The nation was beginning to recognize its potential for serious air and water pollution problems, but it took some prodding from the World Bank to push the pollution issue to the top of the country's list of priorities.

Other problems are also beginning to emerge. In the government complex in downtown Port Louis, officials of the World Health Organization are trying to shift their focus from health problems of a rural lifestyle to those of an industrial state.

WHO officers believe the island faces a time bomb with cardiovascular disease rising so steeply that little can be done to forestall a serious health crisis. Mauritius already has the highest incidence of diabetes in the world.

Others worry about the island's reliance on imports that have become essential to daily life. Refined oil products must be imported from the Persian Gulf. Mauritius can maintain only a three-month supply of gasoline, diesel and liquid propane. It used 175,000 tons of refined liquid fuel products last year, all of it imported.

The island's water supply annually runs low during the droughts between summer rain squalls. Water resources already are stretched thin.

Food supplies are sufficient, but the island grows no wheat or rice. A shortage of potatoes several weeks ago raised pointed political questions about the basic food supply.

Still, the nation has little choice but to move ahead with its ambitious development plans. So far it has done so profitably. The country has enjoyed an economic boom that has surprised virtually everyone but those in political power. Much of the credit for the economic boom is given to V. Sectanah Lutchmeenaraidoo, the finance minister who designed the island's economic master plan.

Multiracial and multiethnic Mauritius is a society filled with cultural paradoxes. Some Mauritians despair over the complexities of life created by simultaneous concessions to many religions. The official government calendar is filled with holidays for Hindus, Moslems, Buddhists and Christians.

Mauritians also live with the ambiguities of their economic ties to South Africa. Mauritius has formally opposed apartheid, but has been reluctant to impose formal sanctions.

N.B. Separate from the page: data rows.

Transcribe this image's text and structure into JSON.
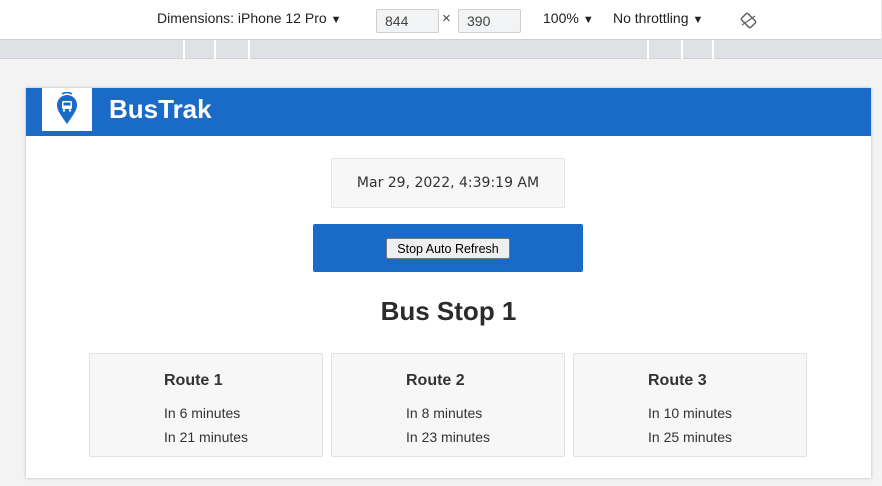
{
  "devtools": {
    "dimensions_label": "Dimensions: iPhone 12 Pro",
    "width_value": "844",
    "height_value": "390",
    "times_symbol": "×",
    "zoom_label": "100%",
    "throttling_label": "No throttling",
    "caret": "▼",
    "icons": [
      "chevron-down-icon",
      "rotate-icon"
    ]
  },
  "app": {
    "title": "BusTrak",
    "logo_icon": "bus-location-icon",
    "brand_color": "#1a6bc8",
    "datetime": "Mar 29, 2022, 4:39:19 AM",
    "refresh_button_label": "Stop Auto Refresh",
    "stop_title": "Bus Stop 1",
    "routes": [
      {
        "name": "Route 1",
        "arrivals": [
          "In 6 minutes",
          "In 21 minutes"
        ]
      },
      {
        "name": "Route 2",
        "arrivals": [
          "In 8 minutes",
          "In 23 minutes"
        ]
      },
      {
        "name": "Route 3",
        "arrivals": [
          "In 10 minutes",
          "In 25 minutes"
        ]
      }
    ]
  }
}
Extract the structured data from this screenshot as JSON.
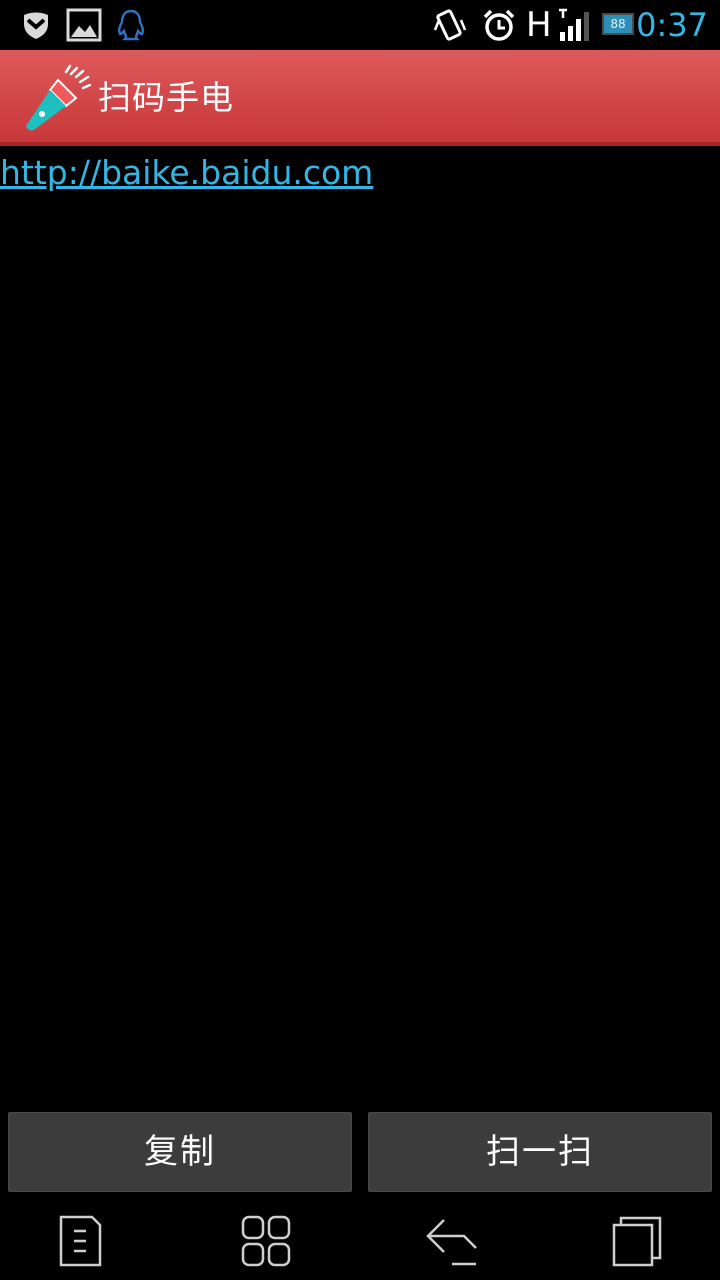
{
  "status_bar": {
    "time": "0:37",
    "network_type": "H",
    "battery_level": "88",
    "accent_color": "#33b5e5",
    "icons": [
      "shield-icon",
      "image-icon",
      "qq-icon",
      "vibrate-icon",
      "alarm-icon",
      "signal-icon",
      "battery-icon"
    ]
  },
  "title_bar": {
    "title": "扫码手电",
    "logo_icon": "flashlight-icon",
    "background_color": "#d24648"
  },
  "content": {
    "result_url": "http://baike.baidu.com",
    "link_color": "#33b5e5"
  },
  "actions": {
    "copy_label": "复制",
    "scan_label": "扫一扫"
  },
  "nav_bar": {
    "icons": [
      "menu-icon",
      "apps-icon",
      "back-icon",
      "recent-apps-icon"
    ]
  }
}
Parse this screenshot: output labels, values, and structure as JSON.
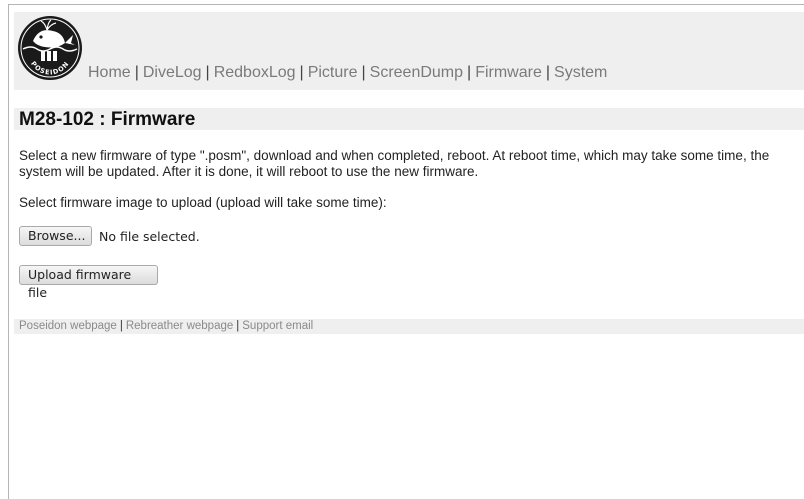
{
  "header": {
    "logo_text": "POSEIDON",
    "nav": [
      {
        "label": "Home"
      },
      {
        "label": "DiveLog"
      },
      {
        "label": "RedboxLog"
      },
      {
        "label": "Picture"
      },
      {
        "label": "ScreenDump"
      },
      {
        "label": "Firmware"
      },
      {
        "label": "System"
      }
    ],
    "separator": "|"
  },
  "page": {
    "title": "M28-102 : Firmware",
    "description": "Select a new firmware of type \".posm\", download and when completed, reboot. At reboot time, which may take some time, the system will be updated. After it is done, it will reboot to use the new firmware.",
    "select_prompt": "Select firmware image to upload (upload will take some time):"
  },
  "file_input": {
    "browse_label": "Browse...",
    "status": "No file selected."
  },
  "upload": {
    "label": "Upload firmware file"
  },
  "footer": {
    "links": [
      {
        "label": "Poseidon webpage"
      },
      {
        "label": "Rebreather webpage"
      },
      {
        "label": "Support email"
      }
    ],
    "separator": "|"
  },
  "colors": {
    "band_bg": "#efefef",
    "nav_link": "#7a7a7a",
    "footer_link": "#8a8a8a"
  }
}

"Mauritius is too small and poor for us to ask the population to bear the brunt of any retaliation against South Africa," Lutchmeenaraidoo told The New York Times earlier this year.

A more immediate problem is between the U.S. and Mauritius over trade issues. The U.S. quota for sugar imports has been cut nearly two-thirds in the past two years as a protectionist measure. Other export goods are also held in check by U.S. trade restrictions.

Until the mid-1970s, sugar accounted for more than 90 percent of all Mauritian exports and foreign exchange. Sugar cane still covers 95 percent of the island's cultivated land, but is widely recognized as a product with a limited future.